December 9, 2021

Tech with Texas values — don’t relocate Silicon Valley, replace it

By Peter Rex

The tech exodus from the West Coast to Texas gained speed in 2021. At least 17 companies announced moves to Houston, Dallas, and Austin — including Elon Musk’s tech-driven carmaker, Tesla — while others are expanding in the state. Samsung just announced a $17 billion factory, while Hewlett Packard’s new Texas headquarters, just outside Houston, will be finalized in the coming months.

The transformation is thrilling. But it’s not nearly enough.

I say that as a tech CEO who moved my company from Seattle to Texas in 2020. I believe Texas must shape the future of tech, making it more responsible, respectful and empowering for all. Yet for that to happen, we need more than companies moving their headquarters or setting up new campuses. We need to build a new tech ecosystem altogether, such that every company in Silicon Valley has competitors in the Lone Star State.

Put simply: Texas must replace Big Tech with New Tech. Everyone in America is counting on us.

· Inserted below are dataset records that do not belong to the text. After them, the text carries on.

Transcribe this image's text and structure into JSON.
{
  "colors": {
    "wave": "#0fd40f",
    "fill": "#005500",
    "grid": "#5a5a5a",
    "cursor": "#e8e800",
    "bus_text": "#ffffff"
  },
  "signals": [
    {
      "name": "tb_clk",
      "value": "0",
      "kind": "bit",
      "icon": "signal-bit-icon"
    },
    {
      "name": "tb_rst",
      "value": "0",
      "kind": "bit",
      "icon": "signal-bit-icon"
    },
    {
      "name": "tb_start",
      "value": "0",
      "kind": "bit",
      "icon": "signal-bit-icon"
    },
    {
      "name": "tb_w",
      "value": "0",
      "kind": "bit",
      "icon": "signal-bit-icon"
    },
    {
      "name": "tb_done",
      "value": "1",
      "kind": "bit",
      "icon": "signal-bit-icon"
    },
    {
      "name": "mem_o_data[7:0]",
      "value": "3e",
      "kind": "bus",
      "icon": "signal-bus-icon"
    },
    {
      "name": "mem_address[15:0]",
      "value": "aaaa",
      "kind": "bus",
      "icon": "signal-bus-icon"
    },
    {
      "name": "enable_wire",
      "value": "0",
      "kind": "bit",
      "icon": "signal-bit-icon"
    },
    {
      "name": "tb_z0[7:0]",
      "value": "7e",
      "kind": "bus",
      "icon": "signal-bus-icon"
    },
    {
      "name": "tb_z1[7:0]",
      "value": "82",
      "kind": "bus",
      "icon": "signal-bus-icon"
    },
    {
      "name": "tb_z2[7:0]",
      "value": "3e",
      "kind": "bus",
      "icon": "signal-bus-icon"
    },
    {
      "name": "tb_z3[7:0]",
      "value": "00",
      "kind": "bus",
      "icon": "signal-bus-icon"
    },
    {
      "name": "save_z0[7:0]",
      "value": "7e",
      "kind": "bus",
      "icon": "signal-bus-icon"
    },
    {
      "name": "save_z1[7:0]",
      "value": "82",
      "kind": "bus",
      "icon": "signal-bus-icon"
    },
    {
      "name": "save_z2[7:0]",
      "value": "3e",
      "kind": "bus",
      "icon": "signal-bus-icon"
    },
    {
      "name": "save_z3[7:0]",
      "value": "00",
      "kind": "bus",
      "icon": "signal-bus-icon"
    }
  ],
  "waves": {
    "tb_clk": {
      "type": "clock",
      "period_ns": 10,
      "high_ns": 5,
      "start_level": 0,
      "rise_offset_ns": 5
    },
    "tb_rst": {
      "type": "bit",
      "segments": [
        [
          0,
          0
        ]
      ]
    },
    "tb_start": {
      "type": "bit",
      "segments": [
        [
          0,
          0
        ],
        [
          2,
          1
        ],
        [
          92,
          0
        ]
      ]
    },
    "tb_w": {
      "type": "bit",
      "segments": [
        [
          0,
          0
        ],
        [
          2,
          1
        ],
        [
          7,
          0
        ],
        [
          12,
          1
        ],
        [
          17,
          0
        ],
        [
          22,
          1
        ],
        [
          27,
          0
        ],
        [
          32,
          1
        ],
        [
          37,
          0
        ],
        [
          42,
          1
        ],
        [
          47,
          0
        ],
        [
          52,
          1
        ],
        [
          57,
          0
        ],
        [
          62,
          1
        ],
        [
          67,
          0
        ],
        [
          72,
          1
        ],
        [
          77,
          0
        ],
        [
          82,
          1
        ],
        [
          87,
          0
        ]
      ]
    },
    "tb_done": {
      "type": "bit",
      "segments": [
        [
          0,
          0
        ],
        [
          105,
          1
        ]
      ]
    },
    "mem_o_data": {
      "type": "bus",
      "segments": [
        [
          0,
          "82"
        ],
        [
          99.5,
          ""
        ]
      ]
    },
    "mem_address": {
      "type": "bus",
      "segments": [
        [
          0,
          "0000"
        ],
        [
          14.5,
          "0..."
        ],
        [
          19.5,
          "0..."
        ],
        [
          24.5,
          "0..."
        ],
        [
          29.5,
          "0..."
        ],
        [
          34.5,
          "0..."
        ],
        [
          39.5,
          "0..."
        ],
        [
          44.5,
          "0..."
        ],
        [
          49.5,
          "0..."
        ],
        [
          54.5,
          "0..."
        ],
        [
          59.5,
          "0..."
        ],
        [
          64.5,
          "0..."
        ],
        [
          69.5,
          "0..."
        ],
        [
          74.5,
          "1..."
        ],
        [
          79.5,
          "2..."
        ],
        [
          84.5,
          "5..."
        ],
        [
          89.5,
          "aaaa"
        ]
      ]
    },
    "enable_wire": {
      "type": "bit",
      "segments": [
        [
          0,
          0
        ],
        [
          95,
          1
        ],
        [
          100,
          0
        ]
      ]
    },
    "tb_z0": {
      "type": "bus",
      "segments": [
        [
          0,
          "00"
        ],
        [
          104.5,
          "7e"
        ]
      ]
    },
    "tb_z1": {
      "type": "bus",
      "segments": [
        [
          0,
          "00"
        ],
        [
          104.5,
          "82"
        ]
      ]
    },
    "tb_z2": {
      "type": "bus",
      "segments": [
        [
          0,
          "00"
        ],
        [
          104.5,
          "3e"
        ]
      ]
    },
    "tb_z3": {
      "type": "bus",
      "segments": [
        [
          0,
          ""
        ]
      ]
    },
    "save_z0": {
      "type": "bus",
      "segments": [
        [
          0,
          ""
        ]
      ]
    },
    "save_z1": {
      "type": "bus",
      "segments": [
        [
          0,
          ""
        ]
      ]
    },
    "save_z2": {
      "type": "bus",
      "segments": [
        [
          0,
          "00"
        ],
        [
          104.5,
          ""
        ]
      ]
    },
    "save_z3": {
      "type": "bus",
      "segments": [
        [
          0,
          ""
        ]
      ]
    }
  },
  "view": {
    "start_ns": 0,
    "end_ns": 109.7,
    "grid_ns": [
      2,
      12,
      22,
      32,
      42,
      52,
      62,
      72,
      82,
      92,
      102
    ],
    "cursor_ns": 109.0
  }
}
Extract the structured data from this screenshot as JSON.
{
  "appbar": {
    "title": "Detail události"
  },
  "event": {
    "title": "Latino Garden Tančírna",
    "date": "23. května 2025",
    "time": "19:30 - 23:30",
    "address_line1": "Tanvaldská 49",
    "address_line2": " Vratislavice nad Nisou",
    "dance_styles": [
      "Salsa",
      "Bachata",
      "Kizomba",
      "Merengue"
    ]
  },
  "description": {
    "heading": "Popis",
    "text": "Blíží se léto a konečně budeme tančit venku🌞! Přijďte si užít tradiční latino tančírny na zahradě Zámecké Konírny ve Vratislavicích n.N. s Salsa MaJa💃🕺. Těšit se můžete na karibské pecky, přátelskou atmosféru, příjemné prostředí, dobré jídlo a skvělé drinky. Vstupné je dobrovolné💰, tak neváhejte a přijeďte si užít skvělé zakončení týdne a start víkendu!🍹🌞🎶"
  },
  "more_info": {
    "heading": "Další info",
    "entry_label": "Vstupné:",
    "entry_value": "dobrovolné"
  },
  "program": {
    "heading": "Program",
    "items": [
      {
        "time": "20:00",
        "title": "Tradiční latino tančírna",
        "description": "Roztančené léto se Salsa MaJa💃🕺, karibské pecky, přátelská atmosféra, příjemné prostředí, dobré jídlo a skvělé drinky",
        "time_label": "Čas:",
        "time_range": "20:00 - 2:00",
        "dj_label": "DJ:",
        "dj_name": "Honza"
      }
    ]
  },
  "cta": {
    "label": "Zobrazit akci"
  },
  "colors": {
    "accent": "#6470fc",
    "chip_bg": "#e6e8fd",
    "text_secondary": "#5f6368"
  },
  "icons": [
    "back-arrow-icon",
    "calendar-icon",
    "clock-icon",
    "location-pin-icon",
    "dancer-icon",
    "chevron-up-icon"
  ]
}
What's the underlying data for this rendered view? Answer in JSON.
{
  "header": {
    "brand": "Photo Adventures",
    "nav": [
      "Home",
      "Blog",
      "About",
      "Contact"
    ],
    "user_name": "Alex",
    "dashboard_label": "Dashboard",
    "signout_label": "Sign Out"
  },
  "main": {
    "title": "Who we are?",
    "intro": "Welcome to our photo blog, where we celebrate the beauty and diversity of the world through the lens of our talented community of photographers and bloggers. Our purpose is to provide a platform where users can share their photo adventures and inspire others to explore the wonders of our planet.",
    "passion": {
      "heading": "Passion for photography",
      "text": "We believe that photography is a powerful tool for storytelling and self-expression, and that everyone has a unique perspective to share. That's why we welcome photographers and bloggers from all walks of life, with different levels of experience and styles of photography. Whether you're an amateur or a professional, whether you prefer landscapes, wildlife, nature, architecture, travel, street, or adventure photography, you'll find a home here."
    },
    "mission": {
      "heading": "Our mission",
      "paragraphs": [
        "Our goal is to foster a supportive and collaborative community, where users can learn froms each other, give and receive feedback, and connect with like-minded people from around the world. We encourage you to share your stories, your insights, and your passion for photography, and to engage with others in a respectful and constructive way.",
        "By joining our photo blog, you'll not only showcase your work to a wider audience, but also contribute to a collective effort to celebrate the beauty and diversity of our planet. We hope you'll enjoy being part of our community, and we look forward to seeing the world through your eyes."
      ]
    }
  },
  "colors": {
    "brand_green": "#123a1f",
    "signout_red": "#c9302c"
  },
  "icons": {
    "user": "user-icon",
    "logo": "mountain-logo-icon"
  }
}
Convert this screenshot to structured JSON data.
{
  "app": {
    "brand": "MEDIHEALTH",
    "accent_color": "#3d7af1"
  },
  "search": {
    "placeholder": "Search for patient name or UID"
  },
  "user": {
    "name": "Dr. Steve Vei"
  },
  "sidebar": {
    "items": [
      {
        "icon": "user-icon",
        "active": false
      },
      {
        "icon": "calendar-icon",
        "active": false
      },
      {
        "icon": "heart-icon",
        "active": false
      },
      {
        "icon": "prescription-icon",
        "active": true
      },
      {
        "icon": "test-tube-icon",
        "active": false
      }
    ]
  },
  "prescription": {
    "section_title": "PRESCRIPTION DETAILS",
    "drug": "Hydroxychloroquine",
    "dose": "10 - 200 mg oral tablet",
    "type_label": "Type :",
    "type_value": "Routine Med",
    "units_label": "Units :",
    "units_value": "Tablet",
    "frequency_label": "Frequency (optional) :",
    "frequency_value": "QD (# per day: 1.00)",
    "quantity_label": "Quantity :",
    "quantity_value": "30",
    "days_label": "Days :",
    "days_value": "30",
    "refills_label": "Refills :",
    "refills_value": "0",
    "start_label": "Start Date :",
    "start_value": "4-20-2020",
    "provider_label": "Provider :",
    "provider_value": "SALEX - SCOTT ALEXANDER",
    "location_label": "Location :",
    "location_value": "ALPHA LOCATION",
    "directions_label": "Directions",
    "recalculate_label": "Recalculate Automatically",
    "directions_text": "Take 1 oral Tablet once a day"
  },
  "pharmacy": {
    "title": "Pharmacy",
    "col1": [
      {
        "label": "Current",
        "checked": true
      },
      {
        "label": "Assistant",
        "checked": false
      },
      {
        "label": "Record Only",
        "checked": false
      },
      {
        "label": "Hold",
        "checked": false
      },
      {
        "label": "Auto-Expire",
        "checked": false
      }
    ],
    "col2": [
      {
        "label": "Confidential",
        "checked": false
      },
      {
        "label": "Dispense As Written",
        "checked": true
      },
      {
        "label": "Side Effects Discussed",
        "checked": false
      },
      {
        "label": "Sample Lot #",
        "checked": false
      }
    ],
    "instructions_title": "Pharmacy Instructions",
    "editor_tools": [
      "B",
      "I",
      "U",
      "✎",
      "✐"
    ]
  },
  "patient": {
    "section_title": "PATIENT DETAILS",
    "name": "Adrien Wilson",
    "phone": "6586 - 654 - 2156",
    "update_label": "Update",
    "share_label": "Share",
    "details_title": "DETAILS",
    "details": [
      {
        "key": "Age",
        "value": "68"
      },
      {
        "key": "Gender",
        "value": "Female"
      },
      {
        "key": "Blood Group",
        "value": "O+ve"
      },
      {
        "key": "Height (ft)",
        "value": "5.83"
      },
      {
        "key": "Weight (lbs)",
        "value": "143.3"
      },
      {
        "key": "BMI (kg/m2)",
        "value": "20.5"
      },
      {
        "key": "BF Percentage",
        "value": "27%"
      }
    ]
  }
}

Despite Texas’ rise as a tech hub, the industry itself is still on the wrong track. That’s clear no matter which side of the political aisle you’re on. The right to free speech is increasingly on the outs, while censorship is in. The right to privacy is under siege, as tech companies look to profit off people’s most intimate information. Big Tech’s tendency toward monopoly is growing, too.

Having worked in Silicon Valley and Seattle, I know where these trends come from. Big Tech is funded, built and run by a tiny, radicalized elite. They typically train at the same schools, hold the same political and cultural beliefs, and look at the masses with the same disdain. The products and services they create tend to reflect it, enriching them without empowering the rest of us.

Americans know something’s wrong. A stunning 80 percent of the country wants Big Tech reined in, including the vast majority of Republicans, Democrats and independents. Yet tech’s problems won’t be solved if the same West Coast elites create the next generation of products, platforms and algorithms. New tech leadership must come from somewhere. Texas is the obvious choice.

As I’ve seen every day since moving here, Texans have a deep respect for the principles and practices that undergird America and human progress itself. There’s great respect for free speech and privacy. There’s a deep concern for lifting up the least fortunate. And there’s a strong undercurrent of faith, from a variety of traditions, that recognizes human dignity and the necessity of individual freedom.

Tech should be built on that foundation — and Texans are the ones to build it. That means social media companies that allow a vigorous debate between opposing views and don't censor political opinions. It means platforms and software makers that respect the right to privacy, online retailers that don’t ban books, apps that unlock people’s entrepreneurial ability instead of extracting value, and more.

Bottom line: We need a new tech ecosystem from top to bottom, from payment processing systems to cloud services to social media platforms to database providers to online retailers and more. Right now, we’re all at the mercy of Silicon Valley. With new and more principled tech companies to choose from, we’d finally get out from under Big Tech’s thumb.

The Texas story is one of pioneering and engineering, and what Texas has done with energy, it can now do with tech. The results could be even more impressive, both in local prosperity and the broader benefits to humanity. Everyone has a role to play in making it happen, from policymakers to professors to investors, innovators and employees.

If Texas won’t lead the way, no one will. Our state has the size, the swagger and the sense of right and wrong. Let’s be glad 2021 saw more tech companies move here. But let’s vow to make 2022 the year Texas moves tech in a new direction altogether.

Peter Rex is founder and CEO of Rex, which builds and invests in tech businesses.

Originally appeared on: Houston Chronicle